We learned of this development late yesterday afternoon and published a very brief “breaking news” post alerting our readership. At that point we had not yet read the Court’s entire 137-page opinion, Tincher v. Omega Flex, Inc., No. 17 MAP, slip op. (Pa. Nov. 19, 2014). Now we have. While it’s clear that the most obnoxious aspects of the Azzarello regime − the bizarre pre-trial procedure for determining “unreasonably dangerous” as a matter of law, the absolutist negligence/strict liability dichotomy, and the “plaintiff wins” guarantor/any element jury instruction (for those of you not familiar with Pennsylvania law, this is what jurors are instructed: “The supplier of a product is the guarantor of its safety. The product must, therefore, be provided with every element necessary to make it safe for its intended use, and without any condition that makes it unsafe for its intended use,” Azzarello, 391 A.2d at 559 n.12) – have been disapproved, what’s taken their place is less clear.
On the theory that you can’t beat something with nothing, ever since Phillips Bexis had been advocating the Third Restatement of Torts as an alternative, even though there were significant aspects of the Third Restatement that could hardly be called defense friendly. Yes, Azzarello was that bad. The Court, however, did not adopt the Third Restatement in Tincher.
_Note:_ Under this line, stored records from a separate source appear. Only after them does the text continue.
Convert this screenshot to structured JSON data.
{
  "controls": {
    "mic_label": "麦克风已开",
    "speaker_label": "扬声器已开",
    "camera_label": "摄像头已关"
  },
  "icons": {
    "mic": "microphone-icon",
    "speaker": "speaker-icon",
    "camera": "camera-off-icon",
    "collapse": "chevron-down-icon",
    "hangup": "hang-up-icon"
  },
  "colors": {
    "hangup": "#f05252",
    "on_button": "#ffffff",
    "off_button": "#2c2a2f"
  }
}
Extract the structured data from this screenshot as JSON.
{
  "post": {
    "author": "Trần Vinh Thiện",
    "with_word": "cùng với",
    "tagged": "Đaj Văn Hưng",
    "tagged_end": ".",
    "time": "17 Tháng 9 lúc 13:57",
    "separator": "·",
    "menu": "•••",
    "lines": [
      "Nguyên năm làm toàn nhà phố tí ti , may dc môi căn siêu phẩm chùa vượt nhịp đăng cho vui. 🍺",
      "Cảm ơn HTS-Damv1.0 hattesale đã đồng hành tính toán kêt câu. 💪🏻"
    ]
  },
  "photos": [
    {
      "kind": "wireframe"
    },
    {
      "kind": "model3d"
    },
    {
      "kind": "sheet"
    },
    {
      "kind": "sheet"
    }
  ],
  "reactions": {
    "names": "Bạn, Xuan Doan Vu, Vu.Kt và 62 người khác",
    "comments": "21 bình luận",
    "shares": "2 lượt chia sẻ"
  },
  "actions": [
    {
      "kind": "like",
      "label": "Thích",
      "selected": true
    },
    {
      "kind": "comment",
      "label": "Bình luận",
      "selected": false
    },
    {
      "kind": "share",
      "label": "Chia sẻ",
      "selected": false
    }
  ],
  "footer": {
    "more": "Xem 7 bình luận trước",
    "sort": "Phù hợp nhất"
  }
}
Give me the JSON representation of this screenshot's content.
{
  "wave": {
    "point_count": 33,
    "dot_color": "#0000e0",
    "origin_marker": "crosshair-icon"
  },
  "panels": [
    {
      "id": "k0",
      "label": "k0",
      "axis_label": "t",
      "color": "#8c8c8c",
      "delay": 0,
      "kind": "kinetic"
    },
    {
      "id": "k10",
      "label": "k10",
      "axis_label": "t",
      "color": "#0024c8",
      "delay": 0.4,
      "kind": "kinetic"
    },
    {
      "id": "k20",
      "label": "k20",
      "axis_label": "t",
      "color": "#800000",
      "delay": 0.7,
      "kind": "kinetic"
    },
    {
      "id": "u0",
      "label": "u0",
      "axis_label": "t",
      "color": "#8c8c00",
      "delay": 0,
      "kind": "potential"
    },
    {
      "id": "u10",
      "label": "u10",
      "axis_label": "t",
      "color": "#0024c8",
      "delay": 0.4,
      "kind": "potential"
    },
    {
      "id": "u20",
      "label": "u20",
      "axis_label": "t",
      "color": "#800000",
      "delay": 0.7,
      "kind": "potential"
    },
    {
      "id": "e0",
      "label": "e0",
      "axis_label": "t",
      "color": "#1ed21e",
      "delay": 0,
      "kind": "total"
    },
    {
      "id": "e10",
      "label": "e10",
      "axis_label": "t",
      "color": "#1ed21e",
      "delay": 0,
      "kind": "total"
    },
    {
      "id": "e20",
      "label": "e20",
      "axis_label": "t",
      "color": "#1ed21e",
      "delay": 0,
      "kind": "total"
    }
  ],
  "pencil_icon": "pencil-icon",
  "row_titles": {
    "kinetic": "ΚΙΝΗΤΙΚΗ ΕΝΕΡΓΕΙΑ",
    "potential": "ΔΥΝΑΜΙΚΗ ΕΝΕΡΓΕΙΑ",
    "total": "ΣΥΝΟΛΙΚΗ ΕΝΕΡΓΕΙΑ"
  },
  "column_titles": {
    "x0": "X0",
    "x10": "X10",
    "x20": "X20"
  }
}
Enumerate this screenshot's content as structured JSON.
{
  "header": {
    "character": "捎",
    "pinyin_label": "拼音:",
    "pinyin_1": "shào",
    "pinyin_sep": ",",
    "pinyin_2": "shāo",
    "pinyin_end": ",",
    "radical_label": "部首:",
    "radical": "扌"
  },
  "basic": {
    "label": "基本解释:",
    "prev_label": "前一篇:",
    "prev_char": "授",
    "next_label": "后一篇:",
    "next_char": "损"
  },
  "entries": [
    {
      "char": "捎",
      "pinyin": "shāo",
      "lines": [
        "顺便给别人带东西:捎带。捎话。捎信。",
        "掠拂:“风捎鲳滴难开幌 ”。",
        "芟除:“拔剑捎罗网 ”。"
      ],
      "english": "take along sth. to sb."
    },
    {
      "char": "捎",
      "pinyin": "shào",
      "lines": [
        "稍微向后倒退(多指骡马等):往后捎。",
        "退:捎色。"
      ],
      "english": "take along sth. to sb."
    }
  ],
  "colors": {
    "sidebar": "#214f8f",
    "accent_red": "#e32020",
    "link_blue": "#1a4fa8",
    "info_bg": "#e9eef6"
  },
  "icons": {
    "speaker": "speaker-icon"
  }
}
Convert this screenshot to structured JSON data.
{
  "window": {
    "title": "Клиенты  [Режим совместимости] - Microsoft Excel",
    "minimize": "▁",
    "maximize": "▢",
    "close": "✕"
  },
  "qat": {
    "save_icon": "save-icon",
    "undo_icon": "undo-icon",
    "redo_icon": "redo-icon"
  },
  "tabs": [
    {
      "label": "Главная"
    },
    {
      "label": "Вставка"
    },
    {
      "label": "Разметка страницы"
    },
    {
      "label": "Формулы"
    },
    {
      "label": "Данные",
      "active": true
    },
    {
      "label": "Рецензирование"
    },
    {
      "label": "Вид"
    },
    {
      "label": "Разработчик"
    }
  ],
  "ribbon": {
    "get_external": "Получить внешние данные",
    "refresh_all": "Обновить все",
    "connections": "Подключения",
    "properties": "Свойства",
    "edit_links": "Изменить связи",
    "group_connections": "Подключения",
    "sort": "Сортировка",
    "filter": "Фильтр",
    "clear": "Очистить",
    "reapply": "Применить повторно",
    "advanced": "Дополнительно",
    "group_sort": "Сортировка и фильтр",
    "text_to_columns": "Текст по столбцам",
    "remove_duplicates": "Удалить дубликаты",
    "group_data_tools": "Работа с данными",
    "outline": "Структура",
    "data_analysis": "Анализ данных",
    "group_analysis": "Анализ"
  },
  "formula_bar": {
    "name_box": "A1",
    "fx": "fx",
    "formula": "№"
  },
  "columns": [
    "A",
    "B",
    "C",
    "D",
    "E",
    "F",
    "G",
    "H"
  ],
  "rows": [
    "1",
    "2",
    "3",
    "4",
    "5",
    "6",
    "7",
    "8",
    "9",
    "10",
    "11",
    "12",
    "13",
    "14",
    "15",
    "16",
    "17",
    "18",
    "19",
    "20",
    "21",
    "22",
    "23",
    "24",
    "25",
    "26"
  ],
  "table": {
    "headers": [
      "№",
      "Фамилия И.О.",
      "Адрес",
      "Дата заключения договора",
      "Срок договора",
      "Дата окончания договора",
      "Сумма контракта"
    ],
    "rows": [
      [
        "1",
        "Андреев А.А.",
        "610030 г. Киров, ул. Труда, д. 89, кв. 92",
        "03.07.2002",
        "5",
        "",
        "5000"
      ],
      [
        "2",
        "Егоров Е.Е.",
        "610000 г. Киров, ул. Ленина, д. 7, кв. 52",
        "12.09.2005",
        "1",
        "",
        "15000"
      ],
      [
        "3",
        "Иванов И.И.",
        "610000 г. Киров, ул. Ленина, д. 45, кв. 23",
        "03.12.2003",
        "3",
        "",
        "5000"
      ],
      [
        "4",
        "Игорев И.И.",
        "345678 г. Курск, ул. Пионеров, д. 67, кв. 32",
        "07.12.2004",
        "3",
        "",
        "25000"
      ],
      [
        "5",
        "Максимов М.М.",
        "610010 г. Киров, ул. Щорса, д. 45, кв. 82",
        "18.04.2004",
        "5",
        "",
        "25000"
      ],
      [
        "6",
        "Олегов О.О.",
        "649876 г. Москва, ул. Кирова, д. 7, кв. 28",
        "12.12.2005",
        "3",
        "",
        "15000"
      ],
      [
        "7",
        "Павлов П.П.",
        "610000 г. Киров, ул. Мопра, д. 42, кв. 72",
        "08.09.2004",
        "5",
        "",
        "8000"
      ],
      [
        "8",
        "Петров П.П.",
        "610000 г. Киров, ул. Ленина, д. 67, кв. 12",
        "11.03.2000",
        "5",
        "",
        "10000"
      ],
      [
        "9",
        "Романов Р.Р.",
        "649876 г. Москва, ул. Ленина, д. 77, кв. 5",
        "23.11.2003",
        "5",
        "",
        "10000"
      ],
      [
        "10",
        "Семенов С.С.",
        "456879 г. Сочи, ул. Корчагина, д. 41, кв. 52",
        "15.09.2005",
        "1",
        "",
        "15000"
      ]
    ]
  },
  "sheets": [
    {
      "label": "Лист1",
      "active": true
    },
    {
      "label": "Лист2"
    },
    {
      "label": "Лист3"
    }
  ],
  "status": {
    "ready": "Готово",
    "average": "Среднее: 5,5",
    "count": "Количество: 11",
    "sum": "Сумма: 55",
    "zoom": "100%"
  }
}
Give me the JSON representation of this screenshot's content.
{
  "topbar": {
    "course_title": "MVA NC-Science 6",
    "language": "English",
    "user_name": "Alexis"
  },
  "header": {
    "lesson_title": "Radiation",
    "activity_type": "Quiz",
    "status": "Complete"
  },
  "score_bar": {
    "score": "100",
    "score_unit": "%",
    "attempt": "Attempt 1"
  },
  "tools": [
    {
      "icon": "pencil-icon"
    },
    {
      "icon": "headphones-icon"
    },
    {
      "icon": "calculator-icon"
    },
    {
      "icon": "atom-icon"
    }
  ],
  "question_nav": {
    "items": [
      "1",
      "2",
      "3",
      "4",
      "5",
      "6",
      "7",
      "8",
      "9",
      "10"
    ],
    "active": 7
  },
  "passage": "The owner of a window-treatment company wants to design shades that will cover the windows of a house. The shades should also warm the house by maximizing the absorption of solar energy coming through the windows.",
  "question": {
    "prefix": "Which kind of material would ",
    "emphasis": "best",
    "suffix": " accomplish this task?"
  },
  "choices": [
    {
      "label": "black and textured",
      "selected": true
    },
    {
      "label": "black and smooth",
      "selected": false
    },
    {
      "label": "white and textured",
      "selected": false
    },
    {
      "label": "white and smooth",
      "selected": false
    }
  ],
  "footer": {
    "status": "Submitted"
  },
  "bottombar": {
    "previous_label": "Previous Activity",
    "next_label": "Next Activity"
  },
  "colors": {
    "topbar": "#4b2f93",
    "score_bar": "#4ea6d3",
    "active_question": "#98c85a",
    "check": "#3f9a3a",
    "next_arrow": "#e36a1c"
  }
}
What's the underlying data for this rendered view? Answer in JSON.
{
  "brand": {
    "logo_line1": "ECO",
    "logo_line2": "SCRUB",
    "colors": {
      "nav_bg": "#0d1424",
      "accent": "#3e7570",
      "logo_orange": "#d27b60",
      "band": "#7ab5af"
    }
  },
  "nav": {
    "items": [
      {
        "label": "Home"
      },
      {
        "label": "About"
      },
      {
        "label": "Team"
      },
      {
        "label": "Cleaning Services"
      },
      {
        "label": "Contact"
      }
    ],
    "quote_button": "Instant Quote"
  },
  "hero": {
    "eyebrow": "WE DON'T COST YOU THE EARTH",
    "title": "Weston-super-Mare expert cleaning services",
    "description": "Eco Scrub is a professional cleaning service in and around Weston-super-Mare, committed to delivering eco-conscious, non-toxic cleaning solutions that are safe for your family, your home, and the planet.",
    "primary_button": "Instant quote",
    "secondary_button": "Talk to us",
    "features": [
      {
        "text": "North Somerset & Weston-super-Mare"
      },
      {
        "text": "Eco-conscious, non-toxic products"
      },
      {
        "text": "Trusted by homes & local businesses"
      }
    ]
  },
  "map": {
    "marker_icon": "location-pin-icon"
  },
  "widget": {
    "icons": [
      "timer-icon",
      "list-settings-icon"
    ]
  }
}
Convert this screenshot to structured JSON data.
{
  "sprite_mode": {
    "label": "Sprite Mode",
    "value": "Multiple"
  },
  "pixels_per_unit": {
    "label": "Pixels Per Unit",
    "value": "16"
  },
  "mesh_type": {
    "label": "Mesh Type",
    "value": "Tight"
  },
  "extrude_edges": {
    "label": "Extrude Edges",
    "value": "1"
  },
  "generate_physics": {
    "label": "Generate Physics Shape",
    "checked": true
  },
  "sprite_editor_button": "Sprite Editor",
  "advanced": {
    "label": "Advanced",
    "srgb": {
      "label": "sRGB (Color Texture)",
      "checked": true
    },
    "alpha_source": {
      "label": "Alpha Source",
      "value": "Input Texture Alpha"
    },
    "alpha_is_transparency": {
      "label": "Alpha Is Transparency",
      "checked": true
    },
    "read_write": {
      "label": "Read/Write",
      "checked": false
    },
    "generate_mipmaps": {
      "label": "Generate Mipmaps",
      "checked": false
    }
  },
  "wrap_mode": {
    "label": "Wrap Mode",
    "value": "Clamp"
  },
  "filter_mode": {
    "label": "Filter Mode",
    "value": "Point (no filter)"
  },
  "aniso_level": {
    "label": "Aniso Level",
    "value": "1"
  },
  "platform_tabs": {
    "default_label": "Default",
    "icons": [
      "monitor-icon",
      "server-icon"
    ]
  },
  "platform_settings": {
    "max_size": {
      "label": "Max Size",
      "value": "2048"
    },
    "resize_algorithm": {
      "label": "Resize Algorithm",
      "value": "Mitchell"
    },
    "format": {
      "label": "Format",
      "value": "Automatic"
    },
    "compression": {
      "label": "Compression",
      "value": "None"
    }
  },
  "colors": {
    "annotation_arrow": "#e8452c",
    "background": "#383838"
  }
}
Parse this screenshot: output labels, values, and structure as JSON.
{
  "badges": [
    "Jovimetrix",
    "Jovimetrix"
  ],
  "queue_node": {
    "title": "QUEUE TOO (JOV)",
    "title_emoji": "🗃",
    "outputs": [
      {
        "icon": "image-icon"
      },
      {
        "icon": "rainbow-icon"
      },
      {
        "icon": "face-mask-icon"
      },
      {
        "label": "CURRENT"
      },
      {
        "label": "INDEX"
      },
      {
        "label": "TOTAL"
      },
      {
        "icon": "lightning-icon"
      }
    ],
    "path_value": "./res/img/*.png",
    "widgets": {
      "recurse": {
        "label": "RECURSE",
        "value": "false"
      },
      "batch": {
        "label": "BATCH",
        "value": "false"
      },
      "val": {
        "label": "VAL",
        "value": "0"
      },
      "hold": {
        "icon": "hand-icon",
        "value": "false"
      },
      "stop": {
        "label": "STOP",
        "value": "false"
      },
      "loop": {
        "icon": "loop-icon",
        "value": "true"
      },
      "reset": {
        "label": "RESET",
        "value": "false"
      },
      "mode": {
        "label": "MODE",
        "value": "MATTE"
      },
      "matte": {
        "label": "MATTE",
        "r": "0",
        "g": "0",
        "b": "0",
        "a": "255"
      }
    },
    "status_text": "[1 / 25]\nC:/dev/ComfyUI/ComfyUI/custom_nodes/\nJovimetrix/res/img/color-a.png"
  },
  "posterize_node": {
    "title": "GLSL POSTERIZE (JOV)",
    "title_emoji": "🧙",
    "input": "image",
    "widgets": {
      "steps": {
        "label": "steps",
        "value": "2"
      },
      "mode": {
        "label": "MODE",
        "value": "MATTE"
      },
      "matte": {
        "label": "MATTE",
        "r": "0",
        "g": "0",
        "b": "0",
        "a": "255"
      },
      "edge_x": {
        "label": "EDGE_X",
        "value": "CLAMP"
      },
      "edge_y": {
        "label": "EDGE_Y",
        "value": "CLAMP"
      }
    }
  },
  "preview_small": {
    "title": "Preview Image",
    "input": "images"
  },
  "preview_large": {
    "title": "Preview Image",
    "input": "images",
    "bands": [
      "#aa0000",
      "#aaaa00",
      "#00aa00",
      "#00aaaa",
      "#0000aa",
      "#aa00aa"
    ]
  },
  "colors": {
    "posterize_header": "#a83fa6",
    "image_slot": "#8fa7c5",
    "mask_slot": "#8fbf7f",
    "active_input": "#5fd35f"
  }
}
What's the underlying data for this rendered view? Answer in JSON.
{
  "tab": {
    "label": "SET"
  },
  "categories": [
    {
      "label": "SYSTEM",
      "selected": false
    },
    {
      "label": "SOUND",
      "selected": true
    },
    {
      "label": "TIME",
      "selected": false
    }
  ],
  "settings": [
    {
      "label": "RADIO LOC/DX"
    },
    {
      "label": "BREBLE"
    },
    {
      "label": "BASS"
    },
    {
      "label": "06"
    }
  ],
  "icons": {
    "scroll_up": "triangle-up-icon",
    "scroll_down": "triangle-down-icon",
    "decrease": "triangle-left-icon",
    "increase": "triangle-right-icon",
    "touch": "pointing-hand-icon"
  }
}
Instead, it has adopted a more mainstream (compared to Azzarello) approach to Restatement Second §402A, that in places is also informed by Third Restatement principles. We’ll be discussing that in more detail.